# Component data from apps and pages
-*-
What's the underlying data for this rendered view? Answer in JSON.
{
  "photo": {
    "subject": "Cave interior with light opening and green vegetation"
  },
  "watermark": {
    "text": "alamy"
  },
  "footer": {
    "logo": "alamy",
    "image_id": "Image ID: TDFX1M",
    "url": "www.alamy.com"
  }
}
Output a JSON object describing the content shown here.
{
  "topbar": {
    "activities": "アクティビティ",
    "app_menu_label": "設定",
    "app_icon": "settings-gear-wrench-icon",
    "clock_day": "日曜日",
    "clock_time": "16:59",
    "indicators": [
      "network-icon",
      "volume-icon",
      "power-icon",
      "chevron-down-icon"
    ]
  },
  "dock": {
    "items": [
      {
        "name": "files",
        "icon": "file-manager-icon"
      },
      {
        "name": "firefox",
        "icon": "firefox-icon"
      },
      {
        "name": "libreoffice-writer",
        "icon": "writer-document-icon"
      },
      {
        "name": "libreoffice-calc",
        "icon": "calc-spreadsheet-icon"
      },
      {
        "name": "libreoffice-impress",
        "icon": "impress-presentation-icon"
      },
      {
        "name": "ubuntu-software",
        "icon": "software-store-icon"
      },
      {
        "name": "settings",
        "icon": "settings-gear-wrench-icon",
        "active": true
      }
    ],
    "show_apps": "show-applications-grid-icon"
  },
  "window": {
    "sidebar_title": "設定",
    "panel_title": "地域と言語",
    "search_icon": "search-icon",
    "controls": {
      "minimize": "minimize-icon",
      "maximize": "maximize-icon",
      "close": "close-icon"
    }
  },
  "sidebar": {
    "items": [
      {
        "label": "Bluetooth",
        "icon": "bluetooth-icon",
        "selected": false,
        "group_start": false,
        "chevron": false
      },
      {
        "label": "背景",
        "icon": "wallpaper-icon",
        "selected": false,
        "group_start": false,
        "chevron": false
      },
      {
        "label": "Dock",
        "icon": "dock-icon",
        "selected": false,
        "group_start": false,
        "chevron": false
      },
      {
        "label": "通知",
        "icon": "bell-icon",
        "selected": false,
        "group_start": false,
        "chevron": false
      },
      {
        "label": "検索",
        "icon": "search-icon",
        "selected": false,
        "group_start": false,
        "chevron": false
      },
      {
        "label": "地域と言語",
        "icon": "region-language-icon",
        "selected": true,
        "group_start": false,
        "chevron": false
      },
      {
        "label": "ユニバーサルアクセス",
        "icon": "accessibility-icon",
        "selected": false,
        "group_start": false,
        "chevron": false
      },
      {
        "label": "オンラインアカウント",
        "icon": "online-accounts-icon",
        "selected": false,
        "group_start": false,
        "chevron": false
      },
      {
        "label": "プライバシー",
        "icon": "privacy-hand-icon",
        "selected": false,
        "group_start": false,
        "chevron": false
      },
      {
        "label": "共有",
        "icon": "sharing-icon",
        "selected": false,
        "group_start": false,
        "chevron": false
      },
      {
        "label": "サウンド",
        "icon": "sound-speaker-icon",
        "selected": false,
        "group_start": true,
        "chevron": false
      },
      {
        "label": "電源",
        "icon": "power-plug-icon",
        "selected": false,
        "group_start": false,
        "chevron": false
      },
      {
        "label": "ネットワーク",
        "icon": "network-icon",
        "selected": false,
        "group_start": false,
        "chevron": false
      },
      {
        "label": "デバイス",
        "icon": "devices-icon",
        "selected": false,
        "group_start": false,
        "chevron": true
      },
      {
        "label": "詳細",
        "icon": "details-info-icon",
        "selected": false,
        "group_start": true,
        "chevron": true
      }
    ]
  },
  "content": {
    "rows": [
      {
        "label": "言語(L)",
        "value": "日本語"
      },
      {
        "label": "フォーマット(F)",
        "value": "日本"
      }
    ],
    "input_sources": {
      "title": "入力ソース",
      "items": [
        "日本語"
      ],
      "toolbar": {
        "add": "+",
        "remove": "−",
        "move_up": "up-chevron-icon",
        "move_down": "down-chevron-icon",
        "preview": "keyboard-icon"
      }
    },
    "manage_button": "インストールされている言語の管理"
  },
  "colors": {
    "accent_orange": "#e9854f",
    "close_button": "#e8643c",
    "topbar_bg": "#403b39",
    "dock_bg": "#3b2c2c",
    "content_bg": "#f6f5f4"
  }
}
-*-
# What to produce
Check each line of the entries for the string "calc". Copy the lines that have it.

# Task solution
        "name": "libreoffice-calc",
        "icon": "calc-spreadsheet-icon"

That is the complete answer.